Some managers become passionate about ensuring customers’ valuables don’t get sold. They are regularly in touch with tenants, letting them know they don’t want customers’ goods to proceed to sale. This sincerity goes a long way toward reducing delinquencies.
Regardless of the collection method you use, be persistent with your communication. A lot can happen between phone calls or notices. Don't miss your chance to collect past-due accounts by failing to stay in touch customers. Especially with customers who are stalling, the manager who is most insistent is most likely to get paid.
Try to get the delinquent customer to give you a firm date on which he can make the payment, and follow-up with him immediately if he fails to follow through. Get specifics. If he says, “I’ll come by this weekend,” ask him which day and what time you should expect him. Make notes in his file so you can follow up.
Give every customer one “get out of jail free” card … but only one. The ability to waive late fees is a good bargaining tool for collecting late payments, but be careful how you use it. Consistently waiving late fees for repeat offenders programs them to pay late without consequence. If you ever enforce the rules and charge them a fee, they will balk and protest, even though you are well within your rights.
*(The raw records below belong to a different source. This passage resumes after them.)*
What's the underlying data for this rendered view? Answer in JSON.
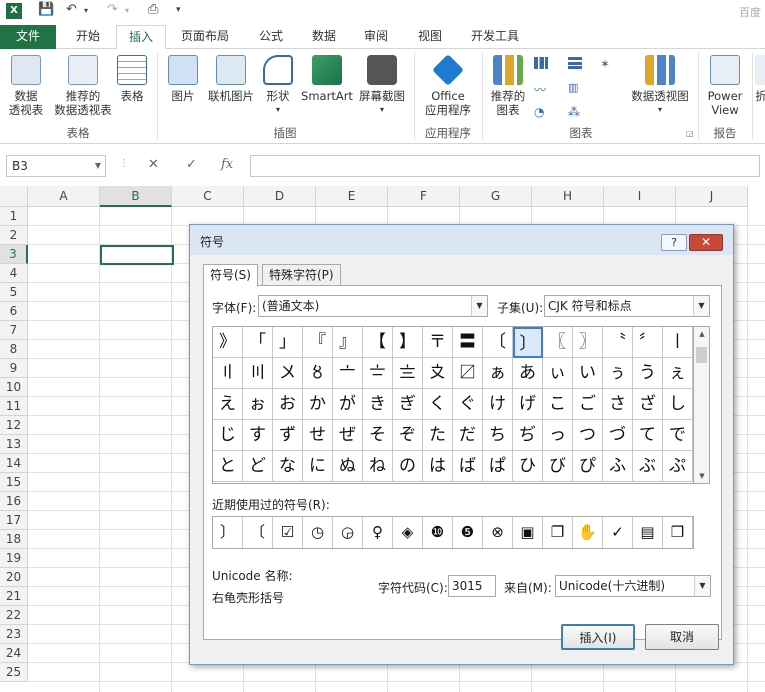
{
  "title_bar": {
    "app_logo": "X",
    "watermark": "百度"
  },
  "ribbon_tabs": [
    {
      "label": "文件"
    },
    {
      "label": "开始"
    },
    {
      "label": "插入"
    },
    {
      "label": "页面布局"
    },
    {
      "label": "公式"
    },
    {
      "label": "数据"
    },
    {
      "label": "审阅"
    },
    {
      "label": "视图"
    },
    {
      "label": "开发工具"
    }
  ],
  "ribbon": {
    "pivot_table": "数据\n透视表",
    "recommended_pivot": "推荐的\n数据透视表",
    "table": "表格",
    "group_tables": "表格",
    "picture": "图片",
    "online_picture": "联机图片",
    "shapes": "形状",
    "smartart": "SmartArt",
    "screenshot": "屏幕截图",
    "group_illustrations": "插图",
    "office_apps": "Office\n应用程序",
    "group_apps": "应用程序",
    "recommended_charts": "推荐的\n图表",
    "pivot_chart": "数据透视图",
    "group_charts": "图表",
    "power_view": "Power\nView",
    "group_reports": "报告",
    "truncated_next": "折"
  },
  "formula_bar": {
    "name_box": "B3",
    "cancel_icon": "✕",
    "enter_icon": "✓",
    "fx": "fx",
    "value": ""
  },
  "sheet": {
    "columns": [
      "A",
      "B",
      "C",
      "D",
      "E",
      "F",
      "G",
      "H",
      "I",
      "J"
    ],
    "rows": [
      "1",
      "2",
      "3",
      "4",
      "5",
      "6",
      "7",
      "8",
      "9",
      "10",
      "11",
      "12",
      "13",
      "14",
      "15",
      "16",
      "17",
      "18",
      "19",
      "20",
      "21",
      "22",
      "23",
      "24",
      "25"
    ],
    "selected_cell": "B3"
  },
  "dialog": {
    "title": "符号",
    "help": "?",
    "close": "✕",
    "tab_symbols": "符号(S)",
    "tab_special": "特殊字符(P)",
    "font_label": "字体(F):",
    "font_value": "(普通文本)",
    "subset_label": "子集(U):",
    "subset_value": "CJK 符号和标点",
    "symbols": [
      "》",
      "「",
      "」",
      "『",
      "』",
      "【",
      "】",
      "〒",
      "〓",
      "〔",
      "〕",
      "〖",
      "〗",
      "〝",
      "〞",
      "〡",
      "〢",
      "〣",
      "〤",
      "〥",
      "〦",
      "〧",
      "〨",
      "〩",
      "〼",
      "ぁ",
      "あ",
      "ぃ",
      "い",
      "ぅ",
      "う",
      "ぇ",
      "え",
      "ぉ",
      "お",
      "か",
      "が",
      "き",
      "ぎ",
      "く",
      "ぐ",
      "け",
      "げ",
      "こ",
      "ご",
      "さ",
      "ざ",
      "し",
      "じ",
      "す",
      "ず",
      "せ",
      "ぜ",
      "そ",
      "ぞ",
      "た",
      "だ",
      "ち",
      "ぢ",
      "っ",
      "つ",
      "づ",
      "て",
      "で",
      "と",
      "ど",
      "な",
      "に",
      "ぬ",
      "ね",
      "の",
      "は",
      "ば",
      "ぱ",
      "ひ",
      "び",
      "ぴ",
      "ふ",
      "ぶ",
      "ぷ"
    ],
    "selected_symbol": "〕",
    "recent_label": "近期使用过的符号(R):",
    "recent_symbols": [
      "〕",
      "〔",
      "☑",
      "◷",
      "◶",
      "♀",
      "◈",
      "❿",
      "❺",
      "⊗",
      "▣",
      "❐",
      "✋",
      "✓",
      "▤",
      "❒"
    ],
    "unicode_name_label": "Unicode 名称:",
    "unicode_name_value": "右龟壳形括号",
    "char_code_label": "字符代码(C):",
    "char_code_value": "3015",
    "from_label": "来自(M):",
    "from_value": "Unicode(十六进制)",
    "insert_button": "插入(I)",
    "cancel_button": "取消"
  }
}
Waiving a late fee for a first offence, however, allows you to please and build trust with the customer while reminding him of the terms of your rental agreement. Say something like, “Since we appreciate your business and consistent on-time payments over the past 8 months, we will waive the late fee for your first late payment as a one-time courtesy to you.” Make a note in the customer’s file that you had this conversation. For any subsequent late payment, politely remind the customer that he has already used his “get out of jail free” card, and now a late fee must be collected with the past-due rent.
Document everything. Making lots of notes about each customer and conversation in your operating software will help all management staff understand the accounts and any previous deals, discounts, waived fees and payment agreements. Detailed notes can sometimes save the day if an account comes to debt collection or auction. Being able to prove you made every attempt to reunite the customer with his belongings prior to lien sale is important, especially in this lawsuit-happy age.
In summary, the best approach to delinquencies is to prevent them before they occur. Collect the appropriate data from customers during move-in and follow up to ensure it’s accurate. Create a single set of rules regarding payments and collections and ensure everyone knows what they are and adheres to them consistently. If a tenant does fall behind on a payment, contact him promptly via one or several methods. Be courteous and tactful in your dealings with delinquent customers to encourage them to pay. Finally, be persistent. Do what you need to do to get the money in on time and prevent future late payments.
M. Anne Ballard is owner and founder of Atlanta-based Universal Management Co., a full-service management and consulting company serving self-storage businesses worldwide. Ballard is a frequent speaker at national and international conferences, and author of The Hat Lady Speaks, which focuses on self-storage marketing and management. Stacie Maxwell is Universal’s director of marketing and communications. With more than eight years of industry experience, she is responsible for the company’s branding, design and marketing. For more information, call 770.801.1888; visit www.universalmanagementcompany.com.